___ MATERIAL SHOWN ___

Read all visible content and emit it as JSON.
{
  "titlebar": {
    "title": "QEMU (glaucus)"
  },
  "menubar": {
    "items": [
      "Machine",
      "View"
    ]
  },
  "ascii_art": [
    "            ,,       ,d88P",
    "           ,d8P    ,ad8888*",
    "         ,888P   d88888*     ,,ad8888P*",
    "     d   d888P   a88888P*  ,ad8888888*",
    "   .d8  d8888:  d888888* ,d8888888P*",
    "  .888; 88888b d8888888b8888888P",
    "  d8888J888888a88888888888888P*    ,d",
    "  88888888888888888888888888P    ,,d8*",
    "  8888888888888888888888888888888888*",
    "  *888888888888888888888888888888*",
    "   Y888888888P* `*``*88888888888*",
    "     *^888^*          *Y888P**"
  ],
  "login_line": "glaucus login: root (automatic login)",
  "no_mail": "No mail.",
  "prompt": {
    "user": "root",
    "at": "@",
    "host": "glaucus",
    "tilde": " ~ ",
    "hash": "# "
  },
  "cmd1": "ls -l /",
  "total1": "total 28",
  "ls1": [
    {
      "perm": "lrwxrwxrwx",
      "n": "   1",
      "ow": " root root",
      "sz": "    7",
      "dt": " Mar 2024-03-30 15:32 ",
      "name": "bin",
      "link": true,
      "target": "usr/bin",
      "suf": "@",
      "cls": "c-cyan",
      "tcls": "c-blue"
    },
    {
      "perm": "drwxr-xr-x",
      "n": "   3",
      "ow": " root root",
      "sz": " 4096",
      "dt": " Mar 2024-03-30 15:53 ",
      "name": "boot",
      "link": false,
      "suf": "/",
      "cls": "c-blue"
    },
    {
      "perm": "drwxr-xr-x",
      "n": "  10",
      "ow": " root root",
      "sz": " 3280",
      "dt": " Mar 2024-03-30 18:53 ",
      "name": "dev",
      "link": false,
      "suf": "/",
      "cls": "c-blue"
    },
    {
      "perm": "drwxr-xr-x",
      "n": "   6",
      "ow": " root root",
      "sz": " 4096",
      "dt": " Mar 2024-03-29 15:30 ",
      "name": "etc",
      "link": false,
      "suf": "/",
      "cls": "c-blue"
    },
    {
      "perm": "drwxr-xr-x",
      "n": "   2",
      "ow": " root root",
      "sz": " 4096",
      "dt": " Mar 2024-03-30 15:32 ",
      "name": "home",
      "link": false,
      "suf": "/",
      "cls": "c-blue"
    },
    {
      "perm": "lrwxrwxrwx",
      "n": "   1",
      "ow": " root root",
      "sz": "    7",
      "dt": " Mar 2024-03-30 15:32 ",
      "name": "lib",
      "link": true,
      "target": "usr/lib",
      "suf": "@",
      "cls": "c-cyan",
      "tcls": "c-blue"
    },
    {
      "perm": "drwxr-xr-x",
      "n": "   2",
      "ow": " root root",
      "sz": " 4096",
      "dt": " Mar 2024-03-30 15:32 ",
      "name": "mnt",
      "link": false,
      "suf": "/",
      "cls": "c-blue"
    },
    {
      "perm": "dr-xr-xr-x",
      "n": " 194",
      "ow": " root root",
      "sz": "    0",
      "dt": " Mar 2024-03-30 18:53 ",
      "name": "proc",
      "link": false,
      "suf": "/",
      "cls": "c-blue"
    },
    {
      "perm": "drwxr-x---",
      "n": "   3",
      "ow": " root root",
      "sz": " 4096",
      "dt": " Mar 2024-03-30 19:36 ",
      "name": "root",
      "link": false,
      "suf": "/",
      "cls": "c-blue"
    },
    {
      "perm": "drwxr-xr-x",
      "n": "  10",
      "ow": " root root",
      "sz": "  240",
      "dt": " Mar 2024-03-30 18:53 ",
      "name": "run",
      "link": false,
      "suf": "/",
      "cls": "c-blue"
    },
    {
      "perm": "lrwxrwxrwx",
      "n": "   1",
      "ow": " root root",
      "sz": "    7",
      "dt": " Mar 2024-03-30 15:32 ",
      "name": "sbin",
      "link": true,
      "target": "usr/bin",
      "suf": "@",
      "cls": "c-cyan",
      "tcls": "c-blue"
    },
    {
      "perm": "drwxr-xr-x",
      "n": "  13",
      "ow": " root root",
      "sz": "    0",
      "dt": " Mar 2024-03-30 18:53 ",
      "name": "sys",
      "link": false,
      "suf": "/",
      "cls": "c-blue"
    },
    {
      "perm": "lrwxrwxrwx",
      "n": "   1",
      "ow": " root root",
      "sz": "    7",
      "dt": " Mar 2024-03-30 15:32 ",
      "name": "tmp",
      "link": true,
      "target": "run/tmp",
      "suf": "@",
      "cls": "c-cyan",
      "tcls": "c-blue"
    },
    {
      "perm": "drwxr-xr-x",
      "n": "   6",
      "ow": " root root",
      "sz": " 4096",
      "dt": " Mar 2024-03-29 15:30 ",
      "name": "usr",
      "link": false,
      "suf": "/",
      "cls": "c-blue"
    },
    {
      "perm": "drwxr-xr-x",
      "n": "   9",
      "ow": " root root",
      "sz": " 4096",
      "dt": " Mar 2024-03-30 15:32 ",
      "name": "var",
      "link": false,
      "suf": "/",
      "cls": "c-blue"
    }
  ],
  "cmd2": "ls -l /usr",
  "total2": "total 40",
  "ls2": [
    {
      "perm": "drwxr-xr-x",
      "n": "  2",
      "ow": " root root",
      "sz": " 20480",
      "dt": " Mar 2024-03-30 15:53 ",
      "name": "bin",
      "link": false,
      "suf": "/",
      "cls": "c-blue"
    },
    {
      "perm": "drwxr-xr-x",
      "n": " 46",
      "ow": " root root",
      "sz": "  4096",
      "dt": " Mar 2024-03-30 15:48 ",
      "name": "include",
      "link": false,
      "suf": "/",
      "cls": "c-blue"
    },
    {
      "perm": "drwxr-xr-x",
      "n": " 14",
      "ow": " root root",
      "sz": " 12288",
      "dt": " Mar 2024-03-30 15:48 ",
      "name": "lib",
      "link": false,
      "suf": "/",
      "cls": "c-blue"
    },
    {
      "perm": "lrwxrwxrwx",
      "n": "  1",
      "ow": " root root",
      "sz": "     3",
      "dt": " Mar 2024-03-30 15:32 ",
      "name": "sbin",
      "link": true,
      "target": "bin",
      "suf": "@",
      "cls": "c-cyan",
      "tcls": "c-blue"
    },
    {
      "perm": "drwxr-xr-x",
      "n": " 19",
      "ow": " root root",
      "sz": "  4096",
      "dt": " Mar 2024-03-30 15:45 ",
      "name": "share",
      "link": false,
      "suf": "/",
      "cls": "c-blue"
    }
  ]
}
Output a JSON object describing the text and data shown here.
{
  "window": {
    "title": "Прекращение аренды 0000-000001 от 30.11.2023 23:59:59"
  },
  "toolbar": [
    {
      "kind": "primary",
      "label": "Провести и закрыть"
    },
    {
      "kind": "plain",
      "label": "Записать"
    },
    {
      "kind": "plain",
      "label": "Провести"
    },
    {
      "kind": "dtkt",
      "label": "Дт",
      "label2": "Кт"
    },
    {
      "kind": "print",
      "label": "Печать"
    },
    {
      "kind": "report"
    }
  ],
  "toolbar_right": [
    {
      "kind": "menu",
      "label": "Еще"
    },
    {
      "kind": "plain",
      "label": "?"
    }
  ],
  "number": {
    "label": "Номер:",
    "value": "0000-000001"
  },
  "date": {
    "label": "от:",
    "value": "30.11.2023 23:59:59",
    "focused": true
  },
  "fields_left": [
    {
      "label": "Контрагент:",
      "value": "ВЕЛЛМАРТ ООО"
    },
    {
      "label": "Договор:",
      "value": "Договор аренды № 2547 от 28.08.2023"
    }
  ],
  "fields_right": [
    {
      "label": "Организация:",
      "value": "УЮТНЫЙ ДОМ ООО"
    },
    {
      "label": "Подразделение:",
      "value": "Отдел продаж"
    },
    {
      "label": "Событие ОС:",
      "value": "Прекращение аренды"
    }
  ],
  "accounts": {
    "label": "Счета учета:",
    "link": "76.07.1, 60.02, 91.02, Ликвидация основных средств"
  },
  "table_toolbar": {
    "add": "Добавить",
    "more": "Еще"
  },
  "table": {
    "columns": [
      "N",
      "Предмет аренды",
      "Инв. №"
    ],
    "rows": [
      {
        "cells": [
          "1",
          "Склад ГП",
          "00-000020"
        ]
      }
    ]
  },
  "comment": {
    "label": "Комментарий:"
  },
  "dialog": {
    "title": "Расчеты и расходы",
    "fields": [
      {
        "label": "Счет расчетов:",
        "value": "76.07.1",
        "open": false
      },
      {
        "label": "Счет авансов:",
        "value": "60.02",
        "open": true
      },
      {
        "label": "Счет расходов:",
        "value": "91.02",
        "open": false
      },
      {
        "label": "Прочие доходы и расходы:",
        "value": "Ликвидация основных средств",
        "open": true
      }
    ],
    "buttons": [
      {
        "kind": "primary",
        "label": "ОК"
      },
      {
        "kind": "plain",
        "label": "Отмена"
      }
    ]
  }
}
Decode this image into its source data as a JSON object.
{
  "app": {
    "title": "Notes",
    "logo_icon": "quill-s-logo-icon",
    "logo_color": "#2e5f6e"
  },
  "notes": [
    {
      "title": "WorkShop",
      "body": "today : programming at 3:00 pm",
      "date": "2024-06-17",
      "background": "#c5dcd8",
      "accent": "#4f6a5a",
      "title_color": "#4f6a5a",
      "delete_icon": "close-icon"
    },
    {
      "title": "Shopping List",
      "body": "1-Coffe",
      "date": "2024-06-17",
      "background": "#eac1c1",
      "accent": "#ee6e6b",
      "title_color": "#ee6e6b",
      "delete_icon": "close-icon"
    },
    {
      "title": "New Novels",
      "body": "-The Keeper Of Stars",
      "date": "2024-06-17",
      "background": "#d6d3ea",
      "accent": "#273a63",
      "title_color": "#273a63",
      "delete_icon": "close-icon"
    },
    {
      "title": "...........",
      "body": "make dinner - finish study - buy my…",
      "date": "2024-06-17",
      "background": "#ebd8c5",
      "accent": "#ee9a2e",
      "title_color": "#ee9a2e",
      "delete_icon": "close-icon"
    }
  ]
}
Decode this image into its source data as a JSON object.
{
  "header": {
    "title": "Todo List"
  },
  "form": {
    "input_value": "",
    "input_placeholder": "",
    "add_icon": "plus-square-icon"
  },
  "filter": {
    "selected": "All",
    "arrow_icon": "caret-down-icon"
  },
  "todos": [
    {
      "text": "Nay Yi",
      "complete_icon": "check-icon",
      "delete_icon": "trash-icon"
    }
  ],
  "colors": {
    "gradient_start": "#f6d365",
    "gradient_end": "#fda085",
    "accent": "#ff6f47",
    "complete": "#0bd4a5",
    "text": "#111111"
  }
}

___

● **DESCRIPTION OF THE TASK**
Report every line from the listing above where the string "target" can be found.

● **ANSWER TO THE PROBLEM**
      "target": "usr/bin",
      "target": "usr/lib",
      "target": "usr/bin",
      "target": "run/tmp",
      "target": "bin",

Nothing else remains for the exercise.